Exercise requirements:
Every entry that appears below is to be output exactly.
^^^^^^^^
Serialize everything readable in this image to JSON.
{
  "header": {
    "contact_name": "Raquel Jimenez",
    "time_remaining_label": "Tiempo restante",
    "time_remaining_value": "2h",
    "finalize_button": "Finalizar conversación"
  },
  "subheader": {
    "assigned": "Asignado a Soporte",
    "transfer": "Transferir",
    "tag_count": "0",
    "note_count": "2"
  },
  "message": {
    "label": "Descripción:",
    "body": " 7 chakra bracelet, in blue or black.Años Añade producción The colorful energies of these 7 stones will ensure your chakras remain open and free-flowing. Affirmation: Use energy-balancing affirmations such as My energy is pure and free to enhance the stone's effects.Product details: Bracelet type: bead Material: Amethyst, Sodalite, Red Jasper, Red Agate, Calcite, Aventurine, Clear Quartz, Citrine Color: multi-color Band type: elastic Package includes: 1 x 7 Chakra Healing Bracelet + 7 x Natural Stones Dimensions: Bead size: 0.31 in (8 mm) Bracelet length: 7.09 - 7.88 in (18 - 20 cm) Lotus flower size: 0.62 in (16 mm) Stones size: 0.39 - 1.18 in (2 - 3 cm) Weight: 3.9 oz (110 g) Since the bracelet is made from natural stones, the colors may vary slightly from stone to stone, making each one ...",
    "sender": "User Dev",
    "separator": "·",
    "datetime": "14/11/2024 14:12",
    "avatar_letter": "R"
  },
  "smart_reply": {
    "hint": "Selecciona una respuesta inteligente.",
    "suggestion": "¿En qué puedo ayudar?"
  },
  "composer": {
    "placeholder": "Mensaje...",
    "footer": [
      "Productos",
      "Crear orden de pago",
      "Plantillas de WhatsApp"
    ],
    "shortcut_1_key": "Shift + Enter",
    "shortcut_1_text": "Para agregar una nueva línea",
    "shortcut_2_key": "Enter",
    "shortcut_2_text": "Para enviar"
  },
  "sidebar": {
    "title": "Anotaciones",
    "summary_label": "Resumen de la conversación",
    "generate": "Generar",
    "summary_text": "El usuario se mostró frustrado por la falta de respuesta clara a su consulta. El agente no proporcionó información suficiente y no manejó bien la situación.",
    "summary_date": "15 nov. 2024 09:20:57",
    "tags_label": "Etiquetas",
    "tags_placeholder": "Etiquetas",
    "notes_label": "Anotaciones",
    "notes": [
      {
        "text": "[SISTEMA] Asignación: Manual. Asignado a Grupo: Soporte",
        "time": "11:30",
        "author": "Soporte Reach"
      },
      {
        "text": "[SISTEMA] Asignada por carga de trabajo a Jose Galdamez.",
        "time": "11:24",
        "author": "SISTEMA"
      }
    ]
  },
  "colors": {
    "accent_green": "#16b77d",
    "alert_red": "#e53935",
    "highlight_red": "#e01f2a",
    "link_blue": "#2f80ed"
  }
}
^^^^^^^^
Reply to the task:
Serialize everything readable in this image to JSON.
{
  "header": {
    "contact_name": "Raquel Jimenez",
    "time_remaining_label": "Tiempo restante",
    "time_remaining_value": "2h",
    "finalize_button": "Finalizar conversación"
  },
  "subheader": {
    "assigned": "Asignado a Soporte",
    "transfer": "Transferir",
    "tag_count": "0",
    "note_count": "2"
  },
  "message": {
    "label": "Descripción:",
    "body": " 7 chakra bracelet, in blue or black.Años Añade producción The colorful energies of these 7 stones will ensure your chakras remain open and free-flowing. Affirmation: Use energy-balancing affirmations such as My energy is pure and free to enhance the stone's effects.Product details: Bracelet type: bead Material: Amethyst, Sodalite, Red Jasper, Red Agate, Calcite, Aventurine, Clear Quartz, Citrine Color: multi-color Band type: elastic Package includes: 1 x 7 Chakra Healing Bracelet + 7 x Natural Stones Dimensions: Bead size: 0.31 in (8 mm) Bracelet length: 7.09 - 7.88 in (18 - 20 cm) Lotus flower size: 0.62 in (16 mm) Stones size: 0.39 - 1.18 in (2 - 3 cm) Weight: 3.9 oz (110 g) Since the bracelet is made from natural stones, the colors may vary slightly from stone to stone, making each one ...",
    "sender": "User Dev",
    "separator": "·",
    "datetime": "14/11/2024 14:12",
    "avatar_letter": "R"
  },
  "smart_reply": {
    "hint": "Selecciona una respuesta inteligente.",
    "suggestion": "¿En qué puedo ayudar?"
  },
  "composer": {
    "placeholder": "Mensaje...",
    "footer": [
      "Productos",
      "Crear orden de pago",
      "Plantillas de WhatsApp"
    ],
    "shortcut_1_key": "Shift + Enter",
    "shortcut_1_text": "Para agregar una nueva línea",
    "shortcut_2_key": "Enter",
    "shortcut_2_text": "Para enviar"
  },
  "sidebar": {
    "title": "Anotaciones",
    "summary_label": "Resumen de la conversación",
    "generate": "Generar",
    "summary_text": "El usuario se mostró frustrado por la falta de respuesta clara a su consulta. El agente no proporcionó información suficiente y no manejó bien la situación.",
    "summary_date": "15 nov. 2024 09:20:57",
    "tags_label": "Etiquetas",
    "tags_placeholder": "Etiquetas",
    "notes_label": "Anotaciones",
    "notes": [
      {
        "text": "[SISTEMA] Asignación: Manual. Asignado a Grupo: Soporte",
        "time": "11:30",
        "author": "Soporte Reach"
      },
      {
        "text": "[SISTEMA] Asignada por carga de trabajo a Jose Galdamez.",
        "time": "11:24",
        "author": "SISTEMA"
      }
    ]
  },
  "colors": {
    "accent_green": "#16b77d",
    "alert_red": "#e53935",
    "highlight_red": "#e01f2a",
    "link_blue": "#2f80ed"
  }
}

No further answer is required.